== RECORDED INFORMATION

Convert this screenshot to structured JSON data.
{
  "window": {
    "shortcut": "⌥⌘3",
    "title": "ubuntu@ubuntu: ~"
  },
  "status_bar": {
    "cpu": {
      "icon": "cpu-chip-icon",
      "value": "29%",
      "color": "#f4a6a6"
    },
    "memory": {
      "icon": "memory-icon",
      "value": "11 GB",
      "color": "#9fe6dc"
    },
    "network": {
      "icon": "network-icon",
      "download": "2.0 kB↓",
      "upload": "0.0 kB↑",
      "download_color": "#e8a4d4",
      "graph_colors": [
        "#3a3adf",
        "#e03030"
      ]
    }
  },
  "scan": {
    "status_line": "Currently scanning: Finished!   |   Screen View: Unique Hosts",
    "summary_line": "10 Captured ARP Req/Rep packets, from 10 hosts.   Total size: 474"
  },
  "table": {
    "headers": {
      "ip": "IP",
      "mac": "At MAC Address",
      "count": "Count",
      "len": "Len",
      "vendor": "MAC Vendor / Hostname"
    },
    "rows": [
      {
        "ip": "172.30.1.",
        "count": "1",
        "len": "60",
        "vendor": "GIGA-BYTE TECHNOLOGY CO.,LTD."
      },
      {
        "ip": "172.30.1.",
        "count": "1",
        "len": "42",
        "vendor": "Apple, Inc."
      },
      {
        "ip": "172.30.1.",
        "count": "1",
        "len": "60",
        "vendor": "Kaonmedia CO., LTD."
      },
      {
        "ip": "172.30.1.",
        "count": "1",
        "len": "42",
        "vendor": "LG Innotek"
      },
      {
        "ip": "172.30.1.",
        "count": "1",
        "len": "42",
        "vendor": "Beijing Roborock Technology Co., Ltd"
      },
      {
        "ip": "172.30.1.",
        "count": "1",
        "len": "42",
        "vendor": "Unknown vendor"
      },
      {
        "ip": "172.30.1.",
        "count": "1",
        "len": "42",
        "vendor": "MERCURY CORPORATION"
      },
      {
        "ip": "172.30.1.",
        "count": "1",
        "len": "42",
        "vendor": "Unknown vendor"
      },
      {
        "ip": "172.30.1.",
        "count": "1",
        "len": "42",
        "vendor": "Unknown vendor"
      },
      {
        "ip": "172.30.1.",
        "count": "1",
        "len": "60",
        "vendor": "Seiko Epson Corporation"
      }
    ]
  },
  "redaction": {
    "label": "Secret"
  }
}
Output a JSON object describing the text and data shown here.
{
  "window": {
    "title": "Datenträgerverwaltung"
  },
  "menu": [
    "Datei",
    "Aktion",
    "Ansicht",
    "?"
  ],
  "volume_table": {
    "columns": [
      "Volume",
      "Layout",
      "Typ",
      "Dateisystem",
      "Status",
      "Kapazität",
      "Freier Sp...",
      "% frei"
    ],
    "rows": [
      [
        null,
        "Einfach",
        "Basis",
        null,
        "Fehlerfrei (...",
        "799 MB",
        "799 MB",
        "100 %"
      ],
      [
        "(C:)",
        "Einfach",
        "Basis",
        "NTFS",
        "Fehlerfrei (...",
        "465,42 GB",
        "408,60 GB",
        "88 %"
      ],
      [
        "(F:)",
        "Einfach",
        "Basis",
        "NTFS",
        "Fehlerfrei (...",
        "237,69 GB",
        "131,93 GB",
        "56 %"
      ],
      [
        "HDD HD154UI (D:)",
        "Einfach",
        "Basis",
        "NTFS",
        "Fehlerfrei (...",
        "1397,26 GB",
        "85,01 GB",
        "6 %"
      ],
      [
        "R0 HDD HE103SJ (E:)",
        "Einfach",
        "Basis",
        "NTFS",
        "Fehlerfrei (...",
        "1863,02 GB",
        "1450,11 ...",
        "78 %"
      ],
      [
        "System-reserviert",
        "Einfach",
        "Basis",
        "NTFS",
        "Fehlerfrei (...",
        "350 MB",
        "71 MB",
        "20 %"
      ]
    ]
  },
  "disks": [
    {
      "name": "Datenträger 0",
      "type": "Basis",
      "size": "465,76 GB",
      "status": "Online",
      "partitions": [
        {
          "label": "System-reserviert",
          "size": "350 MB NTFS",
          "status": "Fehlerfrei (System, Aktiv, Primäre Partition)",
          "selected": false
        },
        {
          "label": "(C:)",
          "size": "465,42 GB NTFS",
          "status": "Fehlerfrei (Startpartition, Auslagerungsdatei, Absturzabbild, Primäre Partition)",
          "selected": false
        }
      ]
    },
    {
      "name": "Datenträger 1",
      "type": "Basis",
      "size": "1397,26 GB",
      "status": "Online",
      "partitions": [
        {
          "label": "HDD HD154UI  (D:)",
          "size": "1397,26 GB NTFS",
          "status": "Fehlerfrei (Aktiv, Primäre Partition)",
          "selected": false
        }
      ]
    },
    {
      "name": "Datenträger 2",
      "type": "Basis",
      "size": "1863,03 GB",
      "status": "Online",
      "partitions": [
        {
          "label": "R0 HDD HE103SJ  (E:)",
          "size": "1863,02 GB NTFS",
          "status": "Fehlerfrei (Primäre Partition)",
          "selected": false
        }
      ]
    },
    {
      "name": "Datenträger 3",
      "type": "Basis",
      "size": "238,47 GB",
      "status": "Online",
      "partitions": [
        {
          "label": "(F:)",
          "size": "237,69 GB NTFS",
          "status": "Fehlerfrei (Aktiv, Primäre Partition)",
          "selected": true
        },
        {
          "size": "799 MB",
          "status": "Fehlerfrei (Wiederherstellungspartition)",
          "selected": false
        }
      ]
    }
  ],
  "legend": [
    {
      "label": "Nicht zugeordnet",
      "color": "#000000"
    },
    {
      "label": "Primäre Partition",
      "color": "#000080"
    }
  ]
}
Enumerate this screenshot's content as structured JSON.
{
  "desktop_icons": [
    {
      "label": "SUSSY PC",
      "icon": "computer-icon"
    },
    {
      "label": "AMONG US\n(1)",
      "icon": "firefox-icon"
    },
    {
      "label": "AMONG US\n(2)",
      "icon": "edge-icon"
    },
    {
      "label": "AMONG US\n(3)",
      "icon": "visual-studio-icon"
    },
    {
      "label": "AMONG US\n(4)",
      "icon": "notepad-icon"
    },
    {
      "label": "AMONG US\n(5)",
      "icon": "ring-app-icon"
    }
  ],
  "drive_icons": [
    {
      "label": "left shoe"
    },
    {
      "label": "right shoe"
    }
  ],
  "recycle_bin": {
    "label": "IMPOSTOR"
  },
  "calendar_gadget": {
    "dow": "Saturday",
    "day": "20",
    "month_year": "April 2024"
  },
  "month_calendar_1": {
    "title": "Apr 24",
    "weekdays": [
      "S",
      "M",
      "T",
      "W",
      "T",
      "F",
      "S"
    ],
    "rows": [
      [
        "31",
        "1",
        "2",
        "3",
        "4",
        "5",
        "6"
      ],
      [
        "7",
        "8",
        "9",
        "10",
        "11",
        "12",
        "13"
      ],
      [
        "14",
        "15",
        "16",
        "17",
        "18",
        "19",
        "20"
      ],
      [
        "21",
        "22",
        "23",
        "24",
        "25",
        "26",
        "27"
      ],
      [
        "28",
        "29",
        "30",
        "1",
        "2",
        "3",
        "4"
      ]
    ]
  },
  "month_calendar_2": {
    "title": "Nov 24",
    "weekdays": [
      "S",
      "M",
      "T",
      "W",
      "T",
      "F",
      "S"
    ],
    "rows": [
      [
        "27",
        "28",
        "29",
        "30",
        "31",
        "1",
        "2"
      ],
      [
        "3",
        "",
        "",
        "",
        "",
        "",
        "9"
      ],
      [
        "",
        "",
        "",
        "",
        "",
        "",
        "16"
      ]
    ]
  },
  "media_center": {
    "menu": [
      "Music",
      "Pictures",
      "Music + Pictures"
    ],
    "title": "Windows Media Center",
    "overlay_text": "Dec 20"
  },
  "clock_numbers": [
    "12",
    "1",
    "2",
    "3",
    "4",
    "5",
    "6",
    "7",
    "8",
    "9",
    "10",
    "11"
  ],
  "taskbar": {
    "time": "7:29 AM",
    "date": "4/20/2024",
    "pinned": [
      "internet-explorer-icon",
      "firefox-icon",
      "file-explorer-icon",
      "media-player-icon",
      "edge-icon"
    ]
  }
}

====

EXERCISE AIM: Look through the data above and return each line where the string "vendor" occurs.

ANSWER FOR THE TASK:
      "vendor": "MAC Vendor / Hostname"
        "vendor": "GIGA-BYTE TECHNOLOGY CO.,LTD."
        "vendor": "Apple, Inc."
        "vendor": "Kaonmedia CO., LTD."
        "vendor": "LG Innotek"
        "vendor": "Beijing Roborock Technology Co., Ltd"
        "vendor": "Unknown vendor"
        "vendor": "MERCURY CORPORATION"
        "vendor": "Unknown vendor"
        "vendor": "Unknown vendor"
        "vendor": "Seiko Epson Corporation"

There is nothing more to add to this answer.